**Your task:** Would you copy out each line of the records below that includes the word "умолчанию"?

**Available records:**

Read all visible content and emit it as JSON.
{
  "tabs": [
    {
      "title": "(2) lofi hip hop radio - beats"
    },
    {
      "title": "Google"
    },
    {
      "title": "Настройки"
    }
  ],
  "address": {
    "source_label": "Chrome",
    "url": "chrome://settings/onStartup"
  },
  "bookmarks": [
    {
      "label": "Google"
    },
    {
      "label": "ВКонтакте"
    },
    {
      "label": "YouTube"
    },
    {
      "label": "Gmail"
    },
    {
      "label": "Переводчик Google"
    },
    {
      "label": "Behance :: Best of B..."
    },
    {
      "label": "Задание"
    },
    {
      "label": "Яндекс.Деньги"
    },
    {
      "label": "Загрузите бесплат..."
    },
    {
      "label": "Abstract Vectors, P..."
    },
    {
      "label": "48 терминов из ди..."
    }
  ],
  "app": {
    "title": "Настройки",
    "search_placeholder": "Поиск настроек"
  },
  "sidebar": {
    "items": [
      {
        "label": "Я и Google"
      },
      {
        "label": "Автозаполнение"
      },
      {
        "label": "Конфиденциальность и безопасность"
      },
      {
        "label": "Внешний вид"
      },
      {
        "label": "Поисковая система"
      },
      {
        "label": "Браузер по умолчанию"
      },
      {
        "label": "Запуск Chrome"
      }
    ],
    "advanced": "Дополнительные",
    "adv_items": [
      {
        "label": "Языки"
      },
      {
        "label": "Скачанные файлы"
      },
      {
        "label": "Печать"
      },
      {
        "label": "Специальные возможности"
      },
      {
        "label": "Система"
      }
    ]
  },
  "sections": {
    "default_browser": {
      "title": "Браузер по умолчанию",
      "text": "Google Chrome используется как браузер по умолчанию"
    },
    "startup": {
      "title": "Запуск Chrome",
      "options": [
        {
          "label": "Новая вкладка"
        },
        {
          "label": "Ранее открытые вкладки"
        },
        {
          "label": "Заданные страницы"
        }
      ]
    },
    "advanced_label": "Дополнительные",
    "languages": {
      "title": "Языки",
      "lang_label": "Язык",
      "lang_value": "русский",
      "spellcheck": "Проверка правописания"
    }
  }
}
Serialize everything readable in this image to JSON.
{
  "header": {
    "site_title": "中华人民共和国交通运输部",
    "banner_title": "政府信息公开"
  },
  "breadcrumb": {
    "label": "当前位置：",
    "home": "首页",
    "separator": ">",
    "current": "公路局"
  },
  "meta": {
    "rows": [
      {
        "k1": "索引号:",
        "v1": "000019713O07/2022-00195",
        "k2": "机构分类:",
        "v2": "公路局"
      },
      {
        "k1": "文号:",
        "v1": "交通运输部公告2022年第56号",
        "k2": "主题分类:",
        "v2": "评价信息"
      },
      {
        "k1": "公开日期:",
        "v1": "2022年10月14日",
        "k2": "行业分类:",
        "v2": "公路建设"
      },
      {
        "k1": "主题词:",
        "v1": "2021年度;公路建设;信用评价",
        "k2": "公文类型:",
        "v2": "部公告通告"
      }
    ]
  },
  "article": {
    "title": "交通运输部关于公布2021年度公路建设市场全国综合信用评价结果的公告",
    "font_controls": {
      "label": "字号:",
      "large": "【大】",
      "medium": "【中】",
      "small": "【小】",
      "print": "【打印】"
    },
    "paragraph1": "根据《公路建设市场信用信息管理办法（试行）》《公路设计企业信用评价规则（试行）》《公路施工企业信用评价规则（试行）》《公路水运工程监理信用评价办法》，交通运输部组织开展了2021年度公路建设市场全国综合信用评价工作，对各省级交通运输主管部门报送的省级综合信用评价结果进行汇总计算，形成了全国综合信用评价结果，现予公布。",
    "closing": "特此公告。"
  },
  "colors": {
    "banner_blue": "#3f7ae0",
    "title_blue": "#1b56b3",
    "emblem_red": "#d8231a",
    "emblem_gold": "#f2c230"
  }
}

**Answer to this problem:**
        "label": "Браузер по умолчанию"
      "title": "Браузер по умолчанию",
      "text": "Google Chrome используется как браузер по умолчанию"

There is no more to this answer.